■ TASK PROMPT ■
Without skipping anything, print all of the data exactly.

[Dataset rows for apps and sites]
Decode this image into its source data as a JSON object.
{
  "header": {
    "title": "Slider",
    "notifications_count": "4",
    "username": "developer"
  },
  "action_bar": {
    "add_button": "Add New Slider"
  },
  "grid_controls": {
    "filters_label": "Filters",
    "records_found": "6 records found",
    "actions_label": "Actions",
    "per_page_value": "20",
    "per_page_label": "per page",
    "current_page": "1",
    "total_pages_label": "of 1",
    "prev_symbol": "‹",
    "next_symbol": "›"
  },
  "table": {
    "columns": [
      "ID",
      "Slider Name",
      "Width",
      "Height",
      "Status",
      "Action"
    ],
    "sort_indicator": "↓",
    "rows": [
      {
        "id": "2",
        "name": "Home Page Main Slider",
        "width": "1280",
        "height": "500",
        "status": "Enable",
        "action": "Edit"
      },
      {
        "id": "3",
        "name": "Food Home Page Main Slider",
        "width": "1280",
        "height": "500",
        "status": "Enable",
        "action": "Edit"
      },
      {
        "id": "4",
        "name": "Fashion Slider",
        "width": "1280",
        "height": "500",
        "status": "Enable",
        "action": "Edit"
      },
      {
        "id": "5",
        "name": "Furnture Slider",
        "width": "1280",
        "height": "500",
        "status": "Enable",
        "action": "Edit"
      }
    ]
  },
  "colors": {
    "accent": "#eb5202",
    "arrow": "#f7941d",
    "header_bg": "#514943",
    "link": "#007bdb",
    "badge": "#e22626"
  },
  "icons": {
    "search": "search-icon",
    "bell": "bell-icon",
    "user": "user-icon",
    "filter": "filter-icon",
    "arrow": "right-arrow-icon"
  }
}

■ SOLVED PROBLEM ■
Decode this image into its source data as a JSON object.
{
  "header": {
    "title": "Slider",
    "notifications_count": "4",
    "username": "developer"
  },
  "action_bar": {
    "add_button": "Add New Slider"
  },
  "grid_controls": {
    "filters_label": "Filters",
    "records_found": "6 records found",
    "actions_label": "Actions",
    "per_page_value": "20",
    "per_page_label": "per page",
    "current_page": "1",
    "total_pages_label": "of 1",
    "prev_symbol": "‹",
    "next_symbol": "›"
  },
  "table": {
    "columns": [
      "ID",
      "Slider Name",
      "Width",
      "Height",
      "Status",
      "Action"
    ],
    "sort_indicator": "↓",
    "rows": [
      {
        "id": "2",
        "name": "Home Page Main Slider",
        "width": "1280",
        "height": "500",
        "status": "Enable",
        "action": "Edit"
      },
      {
        "id": "3",
        "name": "Food Home Page Main Slider",
        "width": "1280",
        "height": "500",
        "status": "Enable",
        "action": "Edit"
      },
      {
        "id": "4",
        "name": "Fashion Slider",
        "width": "1280",
        "height": "500",
        "status": "Enable",
        "action": "Edit"
      },
      {
        "id": "5",
        "name": "Furnture Slider",
        "width": "1280",
        "height": "500",
        "status": "Enable",
        "action": "Edit"
      }
    ]
  },
  "colors": {
    "accent": "#eb5202",
    "arrow": "#f7941d",
    "header_bg": "#514943",
    "link": "#007bdb",
    "badge": "#e22626"
  },
  "icons": {
    "search": "search-icon",
    "bell": "bell-icon",
    "user": "user-icon",
    "filter": "filter-icon",
    "arrow": "right-arrow-icon"
  }
}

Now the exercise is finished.